If you have ever had the pleasure of staying at a Ritz-Carlton hotel, (I can count the times on one finger), you know it is one amazing experience. Each staff member is mindful of one thing: serving guests. The hotel’s corporate motto is: “We are ladies and gentlemen serving ladies and gentlemen.” Employees are empowered to correct a problem or handle a complaint. When a guest thanks a staff member, rather than responding “No problem” or, “hey, it’s OK” they look the guest in the eye and say, “It’s a pleasure to serve you.” I don’t care who you are—service like that makes an impression. Service like that doesn’t happen by chance. It is intentional and sincere.You and I are saved for a life of intentional and sincere service. It’s all there in Ephesians 2: 10For(G) we are his workmanship,(H) created in Christ Jesus(I) for good works,(J) which God prepared beforehand,(K) that we should walk in them.” It is time for us to do the good works which God has prepared for us. Now is the time to intentionally and sincerely walk the walk.
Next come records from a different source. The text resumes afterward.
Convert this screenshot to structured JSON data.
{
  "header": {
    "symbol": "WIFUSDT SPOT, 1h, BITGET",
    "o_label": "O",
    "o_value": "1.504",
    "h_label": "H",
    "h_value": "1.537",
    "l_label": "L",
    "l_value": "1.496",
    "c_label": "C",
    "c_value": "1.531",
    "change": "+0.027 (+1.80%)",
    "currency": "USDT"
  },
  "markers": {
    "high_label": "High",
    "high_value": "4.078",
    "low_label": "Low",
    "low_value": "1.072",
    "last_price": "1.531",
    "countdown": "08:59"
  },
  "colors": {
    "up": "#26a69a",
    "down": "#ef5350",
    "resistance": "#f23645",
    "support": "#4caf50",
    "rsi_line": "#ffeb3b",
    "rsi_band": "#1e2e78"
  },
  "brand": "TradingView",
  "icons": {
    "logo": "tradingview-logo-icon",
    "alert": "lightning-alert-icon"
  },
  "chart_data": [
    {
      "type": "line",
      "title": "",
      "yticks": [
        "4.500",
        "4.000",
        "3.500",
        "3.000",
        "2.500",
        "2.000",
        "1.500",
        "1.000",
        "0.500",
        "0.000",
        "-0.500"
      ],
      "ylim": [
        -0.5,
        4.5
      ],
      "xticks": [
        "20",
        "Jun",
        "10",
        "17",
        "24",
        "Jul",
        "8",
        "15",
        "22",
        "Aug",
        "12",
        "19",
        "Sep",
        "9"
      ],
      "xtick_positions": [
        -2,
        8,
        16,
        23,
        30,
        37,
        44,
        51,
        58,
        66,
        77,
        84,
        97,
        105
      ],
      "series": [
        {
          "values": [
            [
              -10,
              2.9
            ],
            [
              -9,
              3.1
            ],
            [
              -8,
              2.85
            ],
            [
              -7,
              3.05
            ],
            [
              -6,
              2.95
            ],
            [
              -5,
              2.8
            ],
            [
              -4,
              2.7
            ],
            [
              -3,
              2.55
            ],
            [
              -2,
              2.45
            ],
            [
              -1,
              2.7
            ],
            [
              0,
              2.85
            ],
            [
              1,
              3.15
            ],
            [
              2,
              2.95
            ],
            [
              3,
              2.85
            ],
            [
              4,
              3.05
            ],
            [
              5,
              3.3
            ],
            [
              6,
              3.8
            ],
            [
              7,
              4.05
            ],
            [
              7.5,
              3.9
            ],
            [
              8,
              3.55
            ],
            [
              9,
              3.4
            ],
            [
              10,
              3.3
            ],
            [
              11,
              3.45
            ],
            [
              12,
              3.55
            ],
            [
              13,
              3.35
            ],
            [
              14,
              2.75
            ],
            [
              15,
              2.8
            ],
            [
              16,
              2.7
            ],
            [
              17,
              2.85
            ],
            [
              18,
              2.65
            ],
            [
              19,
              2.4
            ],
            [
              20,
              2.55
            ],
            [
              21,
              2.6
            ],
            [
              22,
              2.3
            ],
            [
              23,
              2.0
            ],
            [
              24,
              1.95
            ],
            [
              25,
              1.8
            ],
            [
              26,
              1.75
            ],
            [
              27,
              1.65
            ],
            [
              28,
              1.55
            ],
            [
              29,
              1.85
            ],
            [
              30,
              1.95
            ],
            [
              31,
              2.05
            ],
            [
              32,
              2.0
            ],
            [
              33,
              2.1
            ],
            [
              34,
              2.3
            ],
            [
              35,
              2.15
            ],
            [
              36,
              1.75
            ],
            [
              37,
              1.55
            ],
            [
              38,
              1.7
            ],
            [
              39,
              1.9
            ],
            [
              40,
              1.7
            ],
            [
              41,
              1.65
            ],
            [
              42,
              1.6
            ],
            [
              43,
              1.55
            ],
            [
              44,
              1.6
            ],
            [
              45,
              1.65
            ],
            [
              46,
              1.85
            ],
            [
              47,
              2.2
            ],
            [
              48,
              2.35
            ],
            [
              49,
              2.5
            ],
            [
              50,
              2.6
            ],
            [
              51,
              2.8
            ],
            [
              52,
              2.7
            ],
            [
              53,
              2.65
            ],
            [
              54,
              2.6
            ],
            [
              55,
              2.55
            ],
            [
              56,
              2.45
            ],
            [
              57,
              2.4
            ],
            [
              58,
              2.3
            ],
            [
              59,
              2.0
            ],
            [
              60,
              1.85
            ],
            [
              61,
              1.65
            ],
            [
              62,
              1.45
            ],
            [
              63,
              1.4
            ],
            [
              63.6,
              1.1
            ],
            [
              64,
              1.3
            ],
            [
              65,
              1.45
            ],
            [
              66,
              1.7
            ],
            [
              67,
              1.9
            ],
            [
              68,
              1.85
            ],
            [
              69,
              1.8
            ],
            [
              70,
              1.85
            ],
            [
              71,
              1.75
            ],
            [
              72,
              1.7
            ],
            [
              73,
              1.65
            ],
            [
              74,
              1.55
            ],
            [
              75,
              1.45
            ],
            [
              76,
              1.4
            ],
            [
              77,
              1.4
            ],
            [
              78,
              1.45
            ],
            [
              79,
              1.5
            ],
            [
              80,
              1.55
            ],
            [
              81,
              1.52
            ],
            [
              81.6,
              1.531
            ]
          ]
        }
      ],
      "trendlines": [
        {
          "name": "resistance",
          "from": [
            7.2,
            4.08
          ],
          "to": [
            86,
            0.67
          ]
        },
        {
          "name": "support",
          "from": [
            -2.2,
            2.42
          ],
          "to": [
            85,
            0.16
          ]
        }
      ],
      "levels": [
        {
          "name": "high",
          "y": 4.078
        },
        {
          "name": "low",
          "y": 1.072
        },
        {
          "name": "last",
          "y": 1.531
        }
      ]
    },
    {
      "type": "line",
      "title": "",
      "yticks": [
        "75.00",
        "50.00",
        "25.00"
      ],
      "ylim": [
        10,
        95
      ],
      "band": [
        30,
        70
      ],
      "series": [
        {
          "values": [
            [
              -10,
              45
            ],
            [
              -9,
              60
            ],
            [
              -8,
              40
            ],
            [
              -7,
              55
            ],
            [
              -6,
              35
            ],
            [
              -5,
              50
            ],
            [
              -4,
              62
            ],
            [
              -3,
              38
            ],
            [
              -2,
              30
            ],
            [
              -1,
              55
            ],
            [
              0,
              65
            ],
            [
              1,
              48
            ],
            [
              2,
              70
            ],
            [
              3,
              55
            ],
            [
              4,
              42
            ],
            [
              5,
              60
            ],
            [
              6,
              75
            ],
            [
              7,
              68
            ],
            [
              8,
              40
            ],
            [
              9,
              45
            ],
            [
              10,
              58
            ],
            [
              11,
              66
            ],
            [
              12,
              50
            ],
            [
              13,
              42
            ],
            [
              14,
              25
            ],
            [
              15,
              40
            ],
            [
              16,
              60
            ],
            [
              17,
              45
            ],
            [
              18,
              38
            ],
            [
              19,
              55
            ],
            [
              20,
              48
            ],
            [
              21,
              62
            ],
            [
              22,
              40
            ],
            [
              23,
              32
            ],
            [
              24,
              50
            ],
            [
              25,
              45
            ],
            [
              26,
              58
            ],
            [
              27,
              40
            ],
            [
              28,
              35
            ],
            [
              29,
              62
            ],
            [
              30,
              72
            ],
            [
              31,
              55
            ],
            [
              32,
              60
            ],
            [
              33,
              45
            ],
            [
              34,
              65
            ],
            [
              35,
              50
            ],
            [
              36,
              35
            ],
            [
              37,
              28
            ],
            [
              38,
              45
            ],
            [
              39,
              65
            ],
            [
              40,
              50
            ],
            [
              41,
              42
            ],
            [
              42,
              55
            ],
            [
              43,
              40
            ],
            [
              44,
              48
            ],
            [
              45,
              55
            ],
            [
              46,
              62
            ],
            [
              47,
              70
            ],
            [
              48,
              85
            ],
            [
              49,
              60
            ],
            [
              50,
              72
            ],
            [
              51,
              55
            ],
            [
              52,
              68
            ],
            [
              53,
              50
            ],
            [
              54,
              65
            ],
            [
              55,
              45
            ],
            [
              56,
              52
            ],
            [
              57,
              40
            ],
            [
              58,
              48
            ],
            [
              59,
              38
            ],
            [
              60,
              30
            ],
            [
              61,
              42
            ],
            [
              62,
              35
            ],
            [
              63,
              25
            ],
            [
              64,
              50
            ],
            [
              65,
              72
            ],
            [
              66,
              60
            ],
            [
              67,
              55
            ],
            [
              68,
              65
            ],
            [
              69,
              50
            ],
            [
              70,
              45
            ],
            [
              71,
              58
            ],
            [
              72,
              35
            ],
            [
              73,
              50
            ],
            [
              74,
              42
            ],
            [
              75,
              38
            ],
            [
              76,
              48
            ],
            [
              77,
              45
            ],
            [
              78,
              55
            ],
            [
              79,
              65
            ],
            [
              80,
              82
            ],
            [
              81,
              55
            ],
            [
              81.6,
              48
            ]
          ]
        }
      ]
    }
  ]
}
Let us learn the pleasure of serving. After all, service to our fellow man is service to our Lord Jesus. It is what we have been saved for.